BC treatment is multidisciplinary, combining locoregional and systemic therapies. One of the major challenges for BC treatment is its heterogenous nature, which determines the therapeutic options (Polyak, 2011). According to Ganesh et al., (2010), BC can be managed using the following therapies; chemotherapy, gene therapy, non-drug therapies such as surgery and radiotherapy.
Also, Darby et al., (2011), says that breast conserving therapy which is an operation to remove the cancerous cells while avoiding mastectomy, according to multiple randomized clinical trials with follow- up of up to 20years have demonstrated that, is safer and has survival outcomes equivalent to mastectomy in stage i and iv breast cancer.
Complications of breast cancer can arise from the different treatment regimen for example; surgical complications include permanent scarring, infection, pain. (Fadi et al., 2021). Worth noting that, mammography screening is not a practical approach to pursue breast cancer prevention due to its high costs for the health system and individual women (in terms of out-of-pocket costs).
1.2 Problem Statement
The emergence of breast disease and subsequent development of cancer appears to be more aggressive in young women compared to its progression in older women (Ameer et al, 2014). Delay in diagnosis and seeking proper treatment from the primary symptomatic detection of breast cancer lowers the level of successful treatment outcome and thus decreased survival length. But most breast cancer patients are diagnosed in developing countries, including Cameroon at an advanced stage due to a lack of understanding and inadequate knowledge.
In Cameroon, the incidence of breast cancer is higher than the world average; estimated at 2625 per 100,000 women with resultant high mortality (Bray et al., 2013). The overall survival at 5 and 10 years for breast cancer in Cameroon is estimated to be 30% and 13.2% respectively and is much lower than that of patients in some developed countries, which is between 90% and 82% respectively at 5 and 10 years (Ngowa et al., 2015). In this regard, women need to be “breast aware” by being able to identify the risk factors and symptoms of breast cancer as well as risk reduction strategies(Carlson et al, 2017). Generous commitment to public education about breast cancer screening and detection types, including the timely diagnosis, would save quite a lot of women’s lives.

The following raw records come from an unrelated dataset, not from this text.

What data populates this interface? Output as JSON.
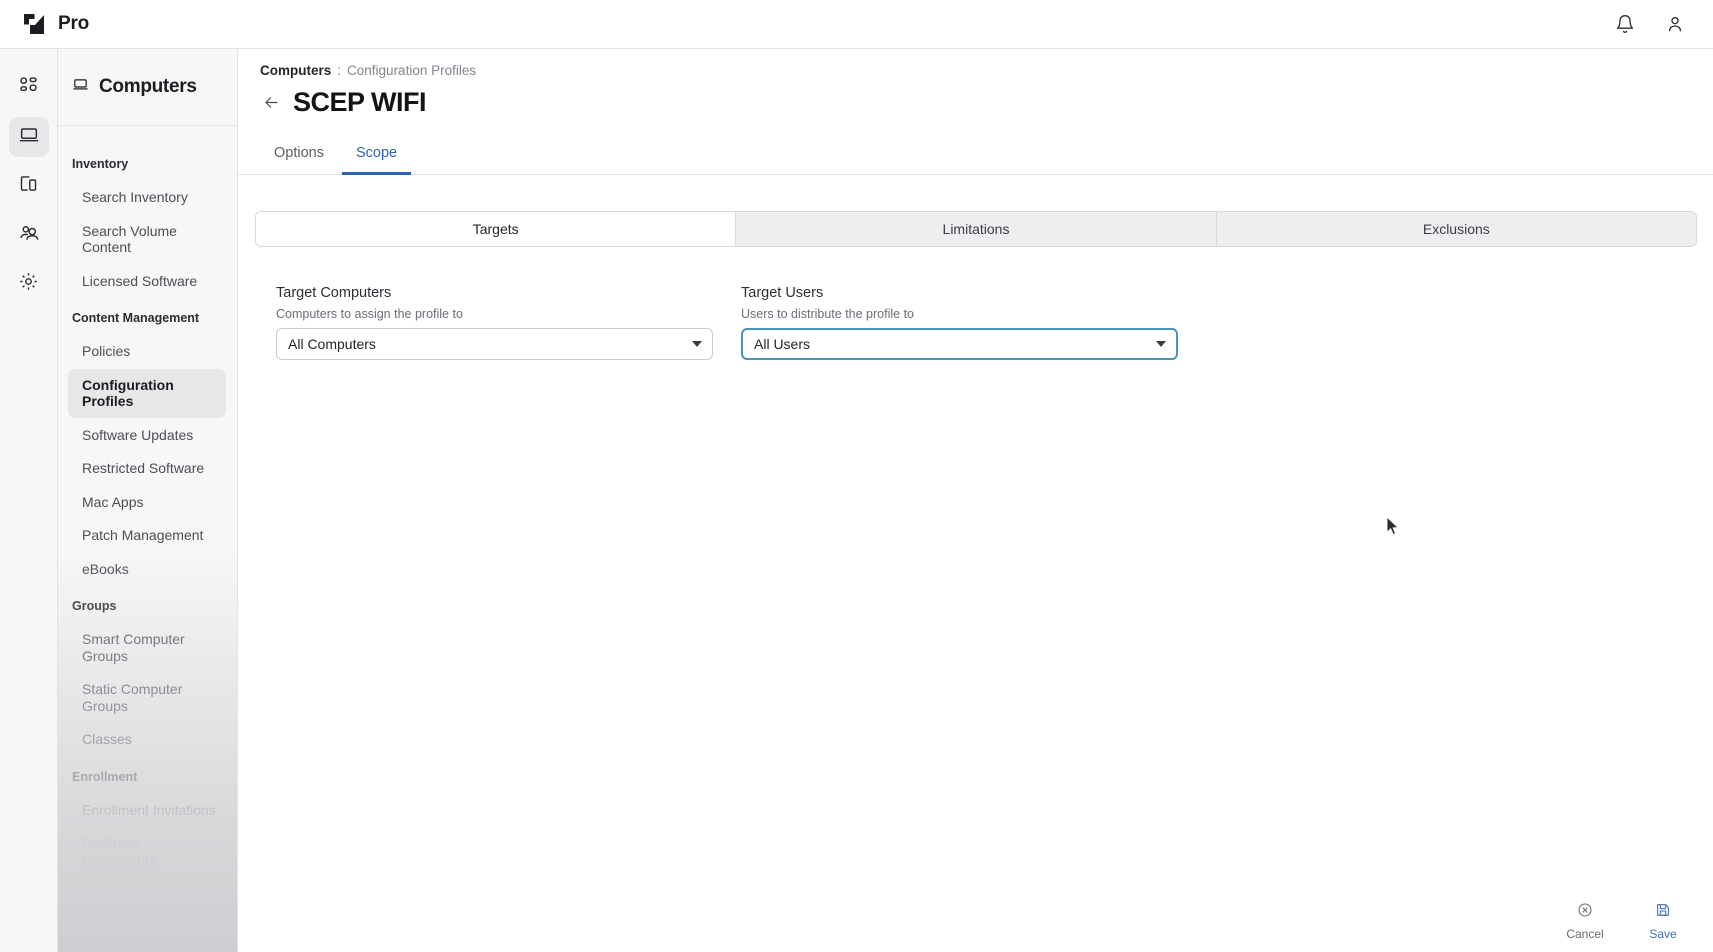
{
  "app": {
    "brand_name": "Pro",
    "logo_icon": "jamf-logo-icon"
  },
  "topbar": {
    "notifications_icon": "bell-icon",
    "account_icon": "user-account-icon"
  },
  "rail": {
    "items": [
      {
        "name": "dashboard",
        "icon": "grid-dashboard-icon",
        "active": false
      },
      {
        "name": "computers",
        "icon": "laptop-icon",
        "active": true
      },
      {
        "name": "devices",
        "icon": "mobile-devices-icon",
        "active": false
      },
      {
        "name": "users",
        "icon": "users-icon",
        "active": false
      },
      {
        "name": "settings",
        "icon": "gear-icon",
        "active": false
      }
    ]
  },
  "sidebar": {
    "header_title": "Computers",
    "header_icon": "laptop-icon",
    "groups": [
      {
        "label": "Inventory",
        "items": [
          {
            "label": "Search Inventory",
            "active": false
          },
          {
            "label": "Search Volume Content",
            "active": false
          },
          {
            "label": "Licensed Software",
            "active": false
          }
        ]
      },
      {
        "label": "Content Management",
        "items": [
          {
            "label": "Policies",
            "active": false
          },
          {
            "label": "Configuration Profiles",
            "active": true
          },
          {
            "label": "Software Updates",
            "active": false
          },
          {
            "label": "Restricted Software",
            "active": false
          },
          {
            "label": "Mac Apps",
            "active": false
          },
          {
            "label": "Patch Management",
            "active": false
          },
          {
            "label": "eBooks",
            "active": false
          }
        ]
      },
      {
        "label": "Groups",
        "items": [
          {
            "label": "Smart Computer Groups",
            "active": false
          },
          {
            "label": "Static Computer Groups",
            "active": false
          },
          {
            "label": "Classes",
            "active": false
          }
        ]
      },
      {
        "label": "Enrollment",
        "items": [
          {
            "label": "Enrollment Invitations",
            "active": false
          },
          {
            "label": "PreStage Enrollments",
            "active": false
          }
        ]
      }
    ]
  },
  "page": {
    "breadcrumb_root": "Computers",
    "breadcrumb_separator": ":",
    "breadcrumb_current": "Configuration Profiles",
    "back_icon": "arrow-left-icon",
    "title": "SCEP WIFI"
  },
  "tabs": [
    {
      "label": "Options",
      "active": false
    },
    {
      "label": "Scope",
      "active": true
    }
  ],
  "scope_tabs": [
    {
      "label": "Targets",
      "active": true
    },
    {
      "label": "Limitations",
      "active": false
    },
    {
      "label": "Exclusions",
      "active": false
    }
  ],
  "form": {
    "target_computers": {
      "label": "Target Computers",
      "help": "Computers to assign the profile to",
      "value": "All Computers",
      "focused": false
    },
    "target_users": {
      "label": "Target Users",
      "help": "Users to distribute the profile to",
      "value": "All Users",
      "focused": true
    }
  },
  "bottombar": {
    "cancel_label": "Cancel",
    "cancel_icon": "circle-x-icon",
    "save_label": "Save",
    "save_icon": "floppy-disk-save-icon"
  },
  "colors": {
    "accent_blue": "#2e63b3",
    "focus_border": "#4b93b8",
    "save_blue": "#3f6fb8",
    "sidebar_bg": "#f7f7f8"
  }
}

However, there is evidence that comprehensive knowledge of BSE is still low in many developing countries. For example, in a survey of 790 female household representatives in Southwest Cameroon, only 25% demonstrated adequate knowledge of BSE and only 15% of those with knowledge reported practicing BSE (Azemfac et al., 2019). In a similar study carried out among female undergraduate students in the University of Buea the main reason for not performing BSE as cited by the respondents was the lack of knowledge. It’s against this backdrop that the researcher sought to assess the knowledge and practice of breast self-examination among women of reproductive age in the Molyko Community.
1.3. Research Questions
- What knowledge do women of reproductive age in the Molyko Community have on breast cancer?
- What knowledge do women of reproductive age in the Molyko Community have on breast self-examination?
- What practices are undertaken regarding breast self-examination among women of reproductive age in the Molyko Community?